### Exercise directions
Within the lines below, find those that hold the string "duration" and copy each one.

[Dataset rows for apps and sites]
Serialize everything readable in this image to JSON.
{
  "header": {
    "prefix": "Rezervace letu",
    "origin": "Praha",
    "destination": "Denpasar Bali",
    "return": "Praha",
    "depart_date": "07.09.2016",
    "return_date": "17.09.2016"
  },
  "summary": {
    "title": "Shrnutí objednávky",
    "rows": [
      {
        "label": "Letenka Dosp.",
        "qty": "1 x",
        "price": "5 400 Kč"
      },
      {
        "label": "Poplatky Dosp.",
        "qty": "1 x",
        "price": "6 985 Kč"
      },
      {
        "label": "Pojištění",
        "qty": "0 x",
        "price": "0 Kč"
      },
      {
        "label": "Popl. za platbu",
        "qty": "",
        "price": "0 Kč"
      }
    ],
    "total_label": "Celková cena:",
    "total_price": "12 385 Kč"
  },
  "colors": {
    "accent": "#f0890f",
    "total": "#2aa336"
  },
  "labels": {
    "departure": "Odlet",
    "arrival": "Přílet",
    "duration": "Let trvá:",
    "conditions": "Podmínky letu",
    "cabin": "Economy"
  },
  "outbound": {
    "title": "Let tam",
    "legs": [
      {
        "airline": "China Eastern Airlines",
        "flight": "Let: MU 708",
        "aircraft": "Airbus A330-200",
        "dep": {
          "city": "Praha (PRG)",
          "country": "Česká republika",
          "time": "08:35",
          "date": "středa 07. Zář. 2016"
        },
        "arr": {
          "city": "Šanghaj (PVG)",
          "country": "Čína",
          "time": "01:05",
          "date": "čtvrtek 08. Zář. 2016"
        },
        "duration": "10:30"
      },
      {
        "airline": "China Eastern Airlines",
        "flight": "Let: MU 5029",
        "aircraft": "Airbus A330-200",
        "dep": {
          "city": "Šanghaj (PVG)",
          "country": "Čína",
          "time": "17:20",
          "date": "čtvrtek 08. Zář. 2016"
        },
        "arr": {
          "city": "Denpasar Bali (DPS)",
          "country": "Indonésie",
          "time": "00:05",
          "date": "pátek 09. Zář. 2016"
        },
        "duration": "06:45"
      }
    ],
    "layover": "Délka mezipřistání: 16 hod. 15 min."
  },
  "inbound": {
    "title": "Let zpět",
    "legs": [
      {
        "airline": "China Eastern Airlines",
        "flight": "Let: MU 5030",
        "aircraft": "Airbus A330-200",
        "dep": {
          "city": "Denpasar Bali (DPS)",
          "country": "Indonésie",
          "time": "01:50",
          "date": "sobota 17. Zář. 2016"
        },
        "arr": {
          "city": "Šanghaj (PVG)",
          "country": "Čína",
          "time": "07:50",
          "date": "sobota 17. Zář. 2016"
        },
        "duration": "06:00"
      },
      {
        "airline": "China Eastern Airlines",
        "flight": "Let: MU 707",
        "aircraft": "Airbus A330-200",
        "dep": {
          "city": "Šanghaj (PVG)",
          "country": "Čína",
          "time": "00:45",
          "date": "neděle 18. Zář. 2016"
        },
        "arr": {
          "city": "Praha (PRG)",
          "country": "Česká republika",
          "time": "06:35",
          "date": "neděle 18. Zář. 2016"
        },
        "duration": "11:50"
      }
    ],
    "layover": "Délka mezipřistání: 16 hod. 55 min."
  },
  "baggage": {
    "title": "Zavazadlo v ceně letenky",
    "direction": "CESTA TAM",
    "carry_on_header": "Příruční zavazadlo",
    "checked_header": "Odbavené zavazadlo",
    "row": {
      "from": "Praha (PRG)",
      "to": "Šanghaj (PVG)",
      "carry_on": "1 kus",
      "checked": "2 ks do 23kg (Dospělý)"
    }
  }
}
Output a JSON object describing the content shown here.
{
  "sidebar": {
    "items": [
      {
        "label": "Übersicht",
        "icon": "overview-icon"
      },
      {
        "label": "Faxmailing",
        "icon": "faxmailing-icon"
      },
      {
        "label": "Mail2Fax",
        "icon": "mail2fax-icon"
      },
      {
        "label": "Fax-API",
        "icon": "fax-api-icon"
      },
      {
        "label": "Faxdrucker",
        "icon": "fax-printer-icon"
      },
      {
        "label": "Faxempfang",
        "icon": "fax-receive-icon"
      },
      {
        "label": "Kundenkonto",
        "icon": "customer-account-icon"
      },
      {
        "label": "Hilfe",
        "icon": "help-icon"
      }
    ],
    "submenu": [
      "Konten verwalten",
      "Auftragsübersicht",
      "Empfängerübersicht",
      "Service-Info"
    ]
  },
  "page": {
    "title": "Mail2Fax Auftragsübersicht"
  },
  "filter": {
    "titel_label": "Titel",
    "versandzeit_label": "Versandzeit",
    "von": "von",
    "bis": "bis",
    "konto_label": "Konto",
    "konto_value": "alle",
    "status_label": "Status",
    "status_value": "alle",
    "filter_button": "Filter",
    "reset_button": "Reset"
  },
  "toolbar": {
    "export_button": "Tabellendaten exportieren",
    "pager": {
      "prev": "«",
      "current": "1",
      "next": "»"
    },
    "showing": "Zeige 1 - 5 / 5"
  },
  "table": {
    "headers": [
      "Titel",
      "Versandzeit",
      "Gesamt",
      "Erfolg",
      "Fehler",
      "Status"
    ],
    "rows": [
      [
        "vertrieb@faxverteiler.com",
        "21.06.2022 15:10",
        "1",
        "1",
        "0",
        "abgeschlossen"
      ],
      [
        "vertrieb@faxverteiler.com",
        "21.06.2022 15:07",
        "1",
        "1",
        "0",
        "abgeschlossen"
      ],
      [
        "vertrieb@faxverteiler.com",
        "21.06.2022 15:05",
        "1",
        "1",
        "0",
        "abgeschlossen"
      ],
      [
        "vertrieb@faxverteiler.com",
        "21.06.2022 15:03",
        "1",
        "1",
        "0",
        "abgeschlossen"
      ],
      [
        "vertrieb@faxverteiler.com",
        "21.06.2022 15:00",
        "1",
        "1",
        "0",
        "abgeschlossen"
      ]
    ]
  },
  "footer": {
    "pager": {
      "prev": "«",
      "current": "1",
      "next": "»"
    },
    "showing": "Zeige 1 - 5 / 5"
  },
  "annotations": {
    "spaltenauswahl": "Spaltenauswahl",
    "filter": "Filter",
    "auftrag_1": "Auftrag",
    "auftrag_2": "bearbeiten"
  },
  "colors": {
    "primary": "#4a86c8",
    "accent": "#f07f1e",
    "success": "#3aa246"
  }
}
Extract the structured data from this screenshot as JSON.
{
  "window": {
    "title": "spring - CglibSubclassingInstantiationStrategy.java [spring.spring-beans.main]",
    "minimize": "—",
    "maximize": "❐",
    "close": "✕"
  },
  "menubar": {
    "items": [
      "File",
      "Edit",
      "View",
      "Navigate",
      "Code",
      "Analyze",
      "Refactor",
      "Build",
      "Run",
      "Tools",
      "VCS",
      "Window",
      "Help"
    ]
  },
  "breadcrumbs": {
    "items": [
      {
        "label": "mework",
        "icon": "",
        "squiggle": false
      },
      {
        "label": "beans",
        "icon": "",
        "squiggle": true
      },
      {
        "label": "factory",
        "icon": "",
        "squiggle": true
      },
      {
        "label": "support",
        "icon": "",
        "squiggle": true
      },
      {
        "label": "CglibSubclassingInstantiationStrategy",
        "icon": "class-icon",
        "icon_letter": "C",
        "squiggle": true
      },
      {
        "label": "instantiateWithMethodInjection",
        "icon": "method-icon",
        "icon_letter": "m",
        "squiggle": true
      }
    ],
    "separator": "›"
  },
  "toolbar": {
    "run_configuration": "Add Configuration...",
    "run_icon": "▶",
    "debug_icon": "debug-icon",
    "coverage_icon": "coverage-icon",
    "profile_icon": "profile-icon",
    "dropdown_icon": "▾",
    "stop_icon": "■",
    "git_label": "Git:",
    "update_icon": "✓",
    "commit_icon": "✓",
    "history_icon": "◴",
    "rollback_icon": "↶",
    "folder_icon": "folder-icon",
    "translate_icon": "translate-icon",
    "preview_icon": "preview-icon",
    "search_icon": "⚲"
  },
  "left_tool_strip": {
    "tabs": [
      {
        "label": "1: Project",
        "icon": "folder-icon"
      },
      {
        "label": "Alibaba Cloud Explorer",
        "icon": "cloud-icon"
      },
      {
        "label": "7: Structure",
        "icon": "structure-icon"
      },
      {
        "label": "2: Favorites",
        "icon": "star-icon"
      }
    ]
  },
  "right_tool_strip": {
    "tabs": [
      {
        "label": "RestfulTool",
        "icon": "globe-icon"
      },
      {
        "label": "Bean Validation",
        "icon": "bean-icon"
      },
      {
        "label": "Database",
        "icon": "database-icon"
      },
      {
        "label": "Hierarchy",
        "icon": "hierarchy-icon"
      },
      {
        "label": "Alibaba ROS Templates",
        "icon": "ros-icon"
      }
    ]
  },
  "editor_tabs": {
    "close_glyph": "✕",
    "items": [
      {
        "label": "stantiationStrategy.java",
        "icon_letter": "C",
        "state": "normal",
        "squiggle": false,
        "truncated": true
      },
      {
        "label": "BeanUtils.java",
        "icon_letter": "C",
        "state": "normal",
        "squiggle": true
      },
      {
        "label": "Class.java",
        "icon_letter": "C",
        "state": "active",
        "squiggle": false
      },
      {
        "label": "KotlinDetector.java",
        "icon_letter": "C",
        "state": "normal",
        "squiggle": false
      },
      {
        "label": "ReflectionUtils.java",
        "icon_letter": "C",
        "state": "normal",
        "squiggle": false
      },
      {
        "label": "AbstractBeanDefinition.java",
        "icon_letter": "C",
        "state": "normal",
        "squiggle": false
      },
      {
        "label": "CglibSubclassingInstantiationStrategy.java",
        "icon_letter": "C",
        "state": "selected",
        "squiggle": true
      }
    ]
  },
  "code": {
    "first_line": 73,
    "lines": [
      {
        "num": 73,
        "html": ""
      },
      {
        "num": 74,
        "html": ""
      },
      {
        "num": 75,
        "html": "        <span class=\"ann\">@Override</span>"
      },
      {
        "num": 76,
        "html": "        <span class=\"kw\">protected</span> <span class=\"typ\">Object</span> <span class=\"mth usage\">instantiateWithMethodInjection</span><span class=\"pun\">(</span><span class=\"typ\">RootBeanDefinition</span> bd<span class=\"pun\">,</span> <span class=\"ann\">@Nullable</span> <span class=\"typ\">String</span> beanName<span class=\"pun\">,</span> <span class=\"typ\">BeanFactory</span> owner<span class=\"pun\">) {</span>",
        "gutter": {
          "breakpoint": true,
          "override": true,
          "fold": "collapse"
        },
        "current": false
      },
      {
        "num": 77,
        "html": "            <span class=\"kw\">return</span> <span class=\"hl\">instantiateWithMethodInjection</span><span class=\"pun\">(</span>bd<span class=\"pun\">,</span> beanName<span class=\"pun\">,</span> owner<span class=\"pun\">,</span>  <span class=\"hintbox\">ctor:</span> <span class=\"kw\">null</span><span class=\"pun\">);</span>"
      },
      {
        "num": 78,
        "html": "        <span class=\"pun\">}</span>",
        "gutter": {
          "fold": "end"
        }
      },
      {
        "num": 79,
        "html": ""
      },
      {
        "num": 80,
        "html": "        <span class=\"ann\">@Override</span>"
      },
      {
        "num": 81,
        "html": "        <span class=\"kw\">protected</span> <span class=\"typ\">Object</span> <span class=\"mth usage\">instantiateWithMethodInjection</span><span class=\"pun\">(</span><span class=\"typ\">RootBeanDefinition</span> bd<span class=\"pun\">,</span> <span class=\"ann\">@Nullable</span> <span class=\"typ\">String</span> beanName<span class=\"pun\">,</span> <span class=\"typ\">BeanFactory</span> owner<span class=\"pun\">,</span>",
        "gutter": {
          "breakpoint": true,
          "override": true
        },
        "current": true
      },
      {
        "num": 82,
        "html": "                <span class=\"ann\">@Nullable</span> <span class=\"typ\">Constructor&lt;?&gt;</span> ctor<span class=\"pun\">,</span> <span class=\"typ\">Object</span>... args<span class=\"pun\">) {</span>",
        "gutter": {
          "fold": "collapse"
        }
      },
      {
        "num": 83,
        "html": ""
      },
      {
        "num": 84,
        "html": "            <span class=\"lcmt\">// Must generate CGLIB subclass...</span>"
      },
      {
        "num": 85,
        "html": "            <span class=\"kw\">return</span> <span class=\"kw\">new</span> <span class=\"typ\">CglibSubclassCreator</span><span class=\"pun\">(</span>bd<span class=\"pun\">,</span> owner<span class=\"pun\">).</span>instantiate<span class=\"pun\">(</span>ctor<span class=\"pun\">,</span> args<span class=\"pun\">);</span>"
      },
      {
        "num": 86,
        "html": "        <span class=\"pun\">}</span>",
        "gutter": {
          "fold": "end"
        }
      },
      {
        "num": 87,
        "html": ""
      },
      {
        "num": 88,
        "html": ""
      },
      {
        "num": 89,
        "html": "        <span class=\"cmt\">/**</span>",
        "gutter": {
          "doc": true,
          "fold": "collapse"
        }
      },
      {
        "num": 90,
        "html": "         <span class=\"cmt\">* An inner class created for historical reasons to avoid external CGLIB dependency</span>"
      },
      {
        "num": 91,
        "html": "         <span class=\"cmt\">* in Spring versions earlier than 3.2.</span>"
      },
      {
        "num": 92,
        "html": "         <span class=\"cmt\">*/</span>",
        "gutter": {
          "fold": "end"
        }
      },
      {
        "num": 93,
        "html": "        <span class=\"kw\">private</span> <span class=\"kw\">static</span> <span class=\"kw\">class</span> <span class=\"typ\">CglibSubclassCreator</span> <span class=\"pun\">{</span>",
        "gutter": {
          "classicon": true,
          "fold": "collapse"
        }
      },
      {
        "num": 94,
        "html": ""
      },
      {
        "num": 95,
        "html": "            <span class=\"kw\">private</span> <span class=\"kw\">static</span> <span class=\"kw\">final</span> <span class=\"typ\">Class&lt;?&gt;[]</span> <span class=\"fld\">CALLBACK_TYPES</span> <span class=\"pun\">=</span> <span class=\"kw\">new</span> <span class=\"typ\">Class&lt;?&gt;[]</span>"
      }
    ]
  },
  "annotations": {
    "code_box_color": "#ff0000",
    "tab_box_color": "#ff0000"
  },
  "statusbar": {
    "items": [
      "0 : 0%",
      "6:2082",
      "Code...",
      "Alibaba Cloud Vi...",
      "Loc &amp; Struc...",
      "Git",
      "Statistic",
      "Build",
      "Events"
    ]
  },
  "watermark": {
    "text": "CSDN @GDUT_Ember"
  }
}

### Task answer
    "duration": "Let trvá:",
        "duration": "10:30"
        "duration": "06:45"
        "duration": "06:00"
        "duration": "11:50"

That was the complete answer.